- Peptide (C)REVAPITRGQGDQR, corresponding to amino acid residues 623-636 of human PLXNA1 (Accession Q9UIW2). Extracellular, N-terminus.
- Rat and mouse brain synaptosomal fractions (1:400-1:1200).
- Western blot analysis of rat (lanes 1 and 3) and mouse (lanes 2 and 4) brain synaptosomal fractions:1,2. Anti-Plexin-A1 (extracellular) Antibody (#APR-081), (1:400).
3,4. Anti-Plexin-A1 (extracellular) Antibody, preincubated with Plexin-A1 (extracellular) Blocking Peptide (#BLP-PR081).
- Rat olfactory bulb (1:400).
The plexin family are transmembrane receptors, comprised four subfamilies: plexin-A, B, C, and D. In humans, three members of the plexin-A subfamily have been isolated: plexin-A1, A2, and A3. Plexin A1 is encoded by the PLXNA1 gene.
These receptors are characterized by the presence of a conserved intracellular domain of about 600 amino acids known as the sex and plexins domain. This domain is strikingly conserved across the plexin family and consists of two blocks of high sequence conservation separated by a variable linker. The ectodomains of the plexin-A subfamily possess three repeats of the cysteine cluster/Met-related sequences.
Plexins act as signal-transducing components containing transmembrane domain of six Gly residues constituting a GxGGGGG motif.
Plexins act as functional receptors for members of the semaphorin family. Together they transmit repulsive axon guidance signals for semaphorins inside the axonal growth cone. The plexins act together with their co-receptors, neuropilins. Plexin-A1, in combination with neuropilins exhibits various functions in axon guidance, organogenesis, angiogenesis, tumorigenesis, and immune regulation1-3.
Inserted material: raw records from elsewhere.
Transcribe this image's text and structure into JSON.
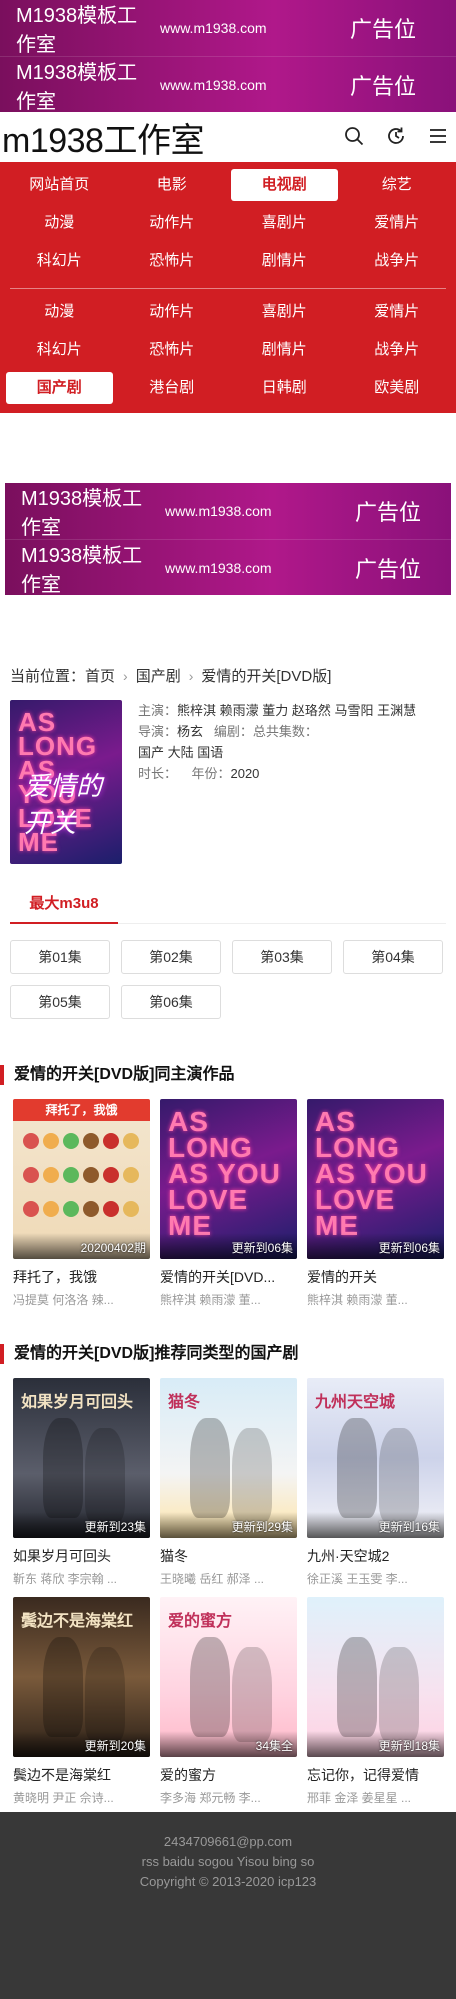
{
  "ad": {
    "name": "M1938模板工作室",
    "url": "www.m1938.com",
    "tag": "广告位"
  },
  "header": {
    "logo": "m1938工作室",
    "icons": [
      "search-icon",
      "history-icon",
      "menu-icon"
    ]
  },
  "nav": {
    "top_rows": [
      [
        "网站首页",
        "电影",
        "电视剧",
        "综艺"
      ],
      [
        "动漫",
        "动作片",
        "喜剧片",
        "爱情片"
      ],
      [
        "科幻片",
        "恐怖片",
        "剧情片",
        "战争片"
      ]
    ],
    "sub_rows": [
      [
        "动漫",
        "动作片",
        "喜剧片",
        "爱情片"
      ],
      [
        "科幻片",
        "恐怖片",
        "剧情片",
        "战争片"
      ],
      [
        "国产剧",
        "港台剧",
        "日韩剧",
        "欧美剧"
      ]
    ],
    "active_top": "电视剧",
    "active_sub": "国产剧",
    "accent_color": "#d11e23"
  },
  "breadcrumb": {
    "label": "当前位置：",
    "home": "首页",
    "category": "国产剧",
    "current": "爱情的开关[DVD版]",
    "separator": "›"
  },
  "detail": {
    "poster_title_en": "AS LONG AS YOU LOVE ME",
    "poster_title_cn": "爱情的开关",
    "cast_label": "主演：",
    "cast": "熊梓淇  赖雨濛  董力  赵珞然  马雪阳  王渊慧",
    "director_label": "导演：",
    "director": "杨玄",
    "writer_label": "编剧：",
    "total_label": "总共集数：",
    "region_lang": "国产  大陆  国语",
    "duration_label": "时长：",
    "year_label": "年份：",
    "year": "2020"
  },
  "source_tab": "最大m3u8",
  "episodes": [
    "第01集",
    "第02集",
    "第03集",
    "第04集",
    "第05集",
    "第06集"
  ],
  "sections": [
    {
      "title": "爱情的开关[DVD版]同主演作品",
      "items": [
        {
          "title": "拜托了，我饿",
          "badge": "20200402期",
          "actors": "冯提莫  何洛洛  辣...",
          "poster_text": "拜托了，我饿",
          "style": "p-food"
        },
        {
          "title": "爱情的开关[DVD...",
          "badge": "更新到06集",
          "actors": "熊梓淇  赖雨濛  董...",
          "poster_text": "AS LONG AS YOU LOVE ME",
          "style": "p-love"
        },
        {
          "title": "爱情的开关",
          "badge": "更新到06集",
          "actors": "熊梓淇  赖雨濛  董...",
          "poster_text": "AS LONG AS YOU LOVE ME",
          "style": "p-love"
        }
      ]
    },
    {
      "title": "爱情的开关[DVD版]推荐同类型的国产剧",
      "items": [
        {
          "title": "如果岁月可回头",
          "badge": "更新到23集",
          "actors": "靳东  蒋欣  李宗翰  ...",
          "poster_text": "如果岁月可回头",
          "style": "p-dark"
        },
        {
          "title": "猫冬",
          "badge": "更新到29集",
          "actors": "王晓曦  岳红  郝泽  ...",
          "poster_text": "猫冬",
          "style": "p-cat"
        },
        {
          "title": "九州·天空城2",
          "badge": "更新到16集",
          "actors": "徐正溪  王玉雯  李...",
          "poster_text": "九州天空城",
          "style": "p-fairy"
        },
        {
          "title": "鬓边不是海棠红",
          "badge": "更新到20集",
          "actors": "黄晓明  尹正  佘诗...",
          "poster_text": "鬓边不是海棠红",
          "style": "p-opera"
        },
        {
          "title": "爱的蜜方",
          "badge": "34集全",
          "actors": "李多海  郑元畅  李...",
          "poster_text": "爱的蜜方",
          "style": "p-honey"
        },
        {
          "title": "忘记你，记得爱情",
          "badge": "更新到18集",
          "actors": "邢菲  金泽  姜星星  ...",
          "poster_text": "",
          "style": "p-remember"
        }
      ]
    }
  ],
  "footer": {
    "line1": "2434709661@pp.com",
    "line2": "rss baidu sogou Yisou bing so",
    "line3": "Copyright © 2013-2020 icp123"
  }
}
Plexin-A1 also plays an important role in the developmental stages of chick heart by working as a receptor for one of the transmembrane semaphorins. In addition Plexin-A1 expressed in dendritic cells is involved in T-dendritic cell interactions in the immune system4.